Items listed in a dataset:
Start of Block
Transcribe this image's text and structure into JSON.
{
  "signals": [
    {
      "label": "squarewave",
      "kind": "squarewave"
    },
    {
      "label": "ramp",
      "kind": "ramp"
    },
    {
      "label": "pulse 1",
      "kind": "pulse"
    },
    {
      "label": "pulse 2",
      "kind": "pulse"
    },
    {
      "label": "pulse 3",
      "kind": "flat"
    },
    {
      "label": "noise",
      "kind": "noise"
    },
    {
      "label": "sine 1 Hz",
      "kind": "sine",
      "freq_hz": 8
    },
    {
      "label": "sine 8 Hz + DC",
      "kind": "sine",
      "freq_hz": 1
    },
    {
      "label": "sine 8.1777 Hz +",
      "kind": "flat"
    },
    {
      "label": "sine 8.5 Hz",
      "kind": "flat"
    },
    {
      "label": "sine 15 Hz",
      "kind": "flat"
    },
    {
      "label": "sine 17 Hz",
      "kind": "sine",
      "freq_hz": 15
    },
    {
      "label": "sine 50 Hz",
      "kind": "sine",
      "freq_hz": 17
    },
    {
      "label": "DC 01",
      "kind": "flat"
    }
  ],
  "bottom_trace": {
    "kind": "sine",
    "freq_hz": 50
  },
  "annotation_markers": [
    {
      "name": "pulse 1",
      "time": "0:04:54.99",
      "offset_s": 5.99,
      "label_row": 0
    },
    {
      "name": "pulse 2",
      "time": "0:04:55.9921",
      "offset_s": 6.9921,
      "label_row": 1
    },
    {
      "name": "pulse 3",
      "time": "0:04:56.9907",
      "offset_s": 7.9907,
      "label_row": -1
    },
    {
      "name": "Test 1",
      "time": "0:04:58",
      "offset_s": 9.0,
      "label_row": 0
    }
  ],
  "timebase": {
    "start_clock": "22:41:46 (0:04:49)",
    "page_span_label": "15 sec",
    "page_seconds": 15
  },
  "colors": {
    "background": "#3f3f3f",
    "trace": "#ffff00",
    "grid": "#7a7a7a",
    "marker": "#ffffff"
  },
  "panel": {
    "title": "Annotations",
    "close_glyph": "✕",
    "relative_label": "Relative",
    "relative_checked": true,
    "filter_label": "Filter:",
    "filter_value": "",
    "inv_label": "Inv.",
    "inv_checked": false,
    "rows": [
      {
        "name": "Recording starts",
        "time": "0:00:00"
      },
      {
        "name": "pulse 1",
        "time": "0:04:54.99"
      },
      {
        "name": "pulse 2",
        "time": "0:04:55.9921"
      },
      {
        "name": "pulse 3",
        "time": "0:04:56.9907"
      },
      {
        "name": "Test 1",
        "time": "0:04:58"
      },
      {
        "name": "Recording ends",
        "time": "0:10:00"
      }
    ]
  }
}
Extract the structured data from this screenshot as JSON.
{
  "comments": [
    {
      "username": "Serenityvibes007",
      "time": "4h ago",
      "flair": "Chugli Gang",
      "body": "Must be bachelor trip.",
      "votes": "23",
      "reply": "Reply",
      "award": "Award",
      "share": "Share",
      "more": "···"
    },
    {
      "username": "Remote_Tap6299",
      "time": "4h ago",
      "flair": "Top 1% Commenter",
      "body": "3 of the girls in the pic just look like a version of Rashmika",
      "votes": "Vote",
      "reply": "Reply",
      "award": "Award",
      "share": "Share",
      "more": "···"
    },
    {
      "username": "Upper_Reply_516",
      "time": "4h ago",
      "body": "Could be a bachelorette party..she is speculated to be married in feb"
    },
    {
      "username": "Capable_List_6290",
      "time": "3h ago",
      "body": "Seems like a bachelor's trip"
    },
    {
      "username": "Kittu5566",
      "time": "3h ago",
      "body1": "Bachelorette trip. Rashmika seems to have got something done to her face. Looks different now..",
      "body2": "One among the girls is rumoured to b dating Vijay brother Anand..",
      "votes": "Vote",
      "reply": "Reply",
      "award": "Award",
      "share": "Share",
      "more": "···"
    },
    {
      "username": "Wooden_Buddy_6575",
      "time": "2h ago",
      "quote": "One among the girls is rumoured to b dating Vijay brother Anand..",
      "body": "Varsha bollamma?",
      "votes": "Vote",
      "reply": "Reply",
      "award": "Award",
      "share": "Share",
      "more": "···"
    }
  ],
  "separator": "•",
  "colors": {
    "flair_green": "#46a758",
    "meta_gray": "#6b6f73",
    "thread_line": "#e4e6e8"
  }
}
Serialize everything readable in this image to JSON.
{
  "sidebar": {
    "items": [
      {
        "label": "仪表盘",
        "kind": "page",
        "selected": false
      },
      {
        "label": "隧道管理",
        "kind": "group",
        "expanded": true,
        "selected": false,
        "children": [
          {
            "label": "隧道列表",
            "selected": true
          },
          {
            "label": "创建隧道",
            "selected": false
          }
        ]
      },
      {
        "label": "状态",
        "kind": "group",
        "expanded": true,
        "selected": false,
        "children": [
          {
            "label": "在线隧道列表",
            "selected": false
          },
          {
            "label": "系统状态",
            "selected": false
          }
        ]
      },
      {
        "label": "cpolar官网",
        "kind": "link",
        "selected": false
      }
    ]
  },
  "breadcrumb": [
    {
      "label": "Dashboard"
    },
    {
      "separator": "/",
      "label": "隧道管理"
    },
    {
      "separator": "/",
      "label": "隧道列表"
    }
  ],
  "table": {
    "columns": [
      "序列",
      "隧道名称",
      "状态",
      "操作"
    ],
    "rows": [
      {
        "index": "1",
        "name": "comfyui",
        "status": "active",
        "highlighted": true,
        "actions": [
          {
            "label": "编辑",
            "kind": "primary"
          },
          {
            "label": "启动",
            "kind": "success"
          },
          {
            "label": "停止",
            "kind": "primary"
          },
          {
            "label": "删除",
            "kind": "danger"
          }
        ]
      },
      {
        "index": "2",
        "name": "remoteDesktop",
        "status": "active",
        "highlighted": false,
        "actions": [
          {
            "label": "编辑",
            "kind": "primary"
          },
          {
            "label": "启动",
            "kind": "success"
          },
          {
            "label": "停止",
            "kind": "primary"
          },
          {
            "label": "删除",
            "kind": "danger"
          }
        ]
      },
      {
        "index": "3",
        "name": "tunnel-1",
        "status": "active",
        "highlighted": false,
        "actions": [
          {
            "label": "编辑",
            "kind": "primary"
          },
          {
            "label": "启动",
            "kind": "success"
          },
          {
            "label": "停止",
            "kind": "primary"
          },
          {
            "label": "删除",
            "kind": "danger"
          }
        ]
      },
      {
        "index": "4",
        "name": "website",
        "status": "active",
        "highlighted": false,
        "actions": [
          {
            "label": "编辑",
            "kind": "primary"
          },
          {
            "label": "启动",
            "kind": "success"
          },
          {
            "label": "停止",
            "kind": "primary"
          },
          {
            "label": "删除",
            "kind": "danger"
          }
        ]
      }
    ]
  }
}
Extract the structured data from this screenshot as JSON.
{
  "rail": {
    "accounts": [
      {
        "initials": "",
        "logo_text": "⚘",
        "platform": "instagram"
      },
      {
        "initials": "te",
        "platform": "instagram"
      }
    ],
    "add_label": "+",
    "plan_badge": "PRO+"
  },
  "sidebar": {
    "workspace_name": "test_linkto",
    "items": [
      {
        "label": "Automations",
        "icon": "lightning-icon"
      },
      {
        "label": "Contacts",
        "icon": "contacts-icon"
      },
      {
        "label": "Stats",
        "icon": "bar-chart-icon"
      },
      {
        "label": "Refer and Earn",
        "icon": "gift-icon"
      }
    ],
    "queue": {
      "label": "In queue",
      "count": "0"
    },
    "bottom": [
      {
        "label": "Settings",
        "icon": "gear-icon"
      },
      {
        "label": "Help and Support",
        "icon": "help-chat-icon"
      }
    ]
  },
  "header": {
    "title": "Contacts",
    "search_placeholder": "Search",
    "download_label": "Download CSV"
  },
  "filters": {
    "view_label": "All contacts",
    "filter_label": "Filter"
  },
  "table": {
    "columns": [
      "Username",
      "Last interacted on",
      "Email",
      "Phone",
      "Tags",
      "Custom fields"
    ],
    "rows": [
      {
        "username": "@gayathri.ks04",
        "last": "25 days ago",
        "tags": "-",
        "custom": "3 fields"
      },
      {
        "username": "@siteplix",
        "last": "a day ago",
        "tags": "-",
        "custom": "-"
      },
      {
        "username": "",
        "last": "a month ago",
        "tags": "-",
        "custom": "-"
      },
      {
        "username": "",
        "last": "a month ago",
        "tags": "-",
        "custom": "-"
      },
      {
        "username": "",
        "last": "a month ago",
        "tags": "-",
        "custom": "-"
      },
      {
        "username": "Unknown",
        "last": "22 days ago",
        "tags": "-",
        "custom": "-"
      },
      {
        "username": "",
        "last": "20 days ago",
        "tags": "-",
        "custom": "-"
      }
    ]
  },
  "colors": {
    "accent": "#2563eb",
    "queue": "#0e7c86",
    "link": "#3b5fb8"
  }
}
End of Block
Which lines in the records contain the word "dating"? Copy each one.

      "body2": "One among the girls is rumoured to b dating Vijay brother Anand..",
      "quote": "One among the girls is rumoured to b dating Vijay brother Anand..",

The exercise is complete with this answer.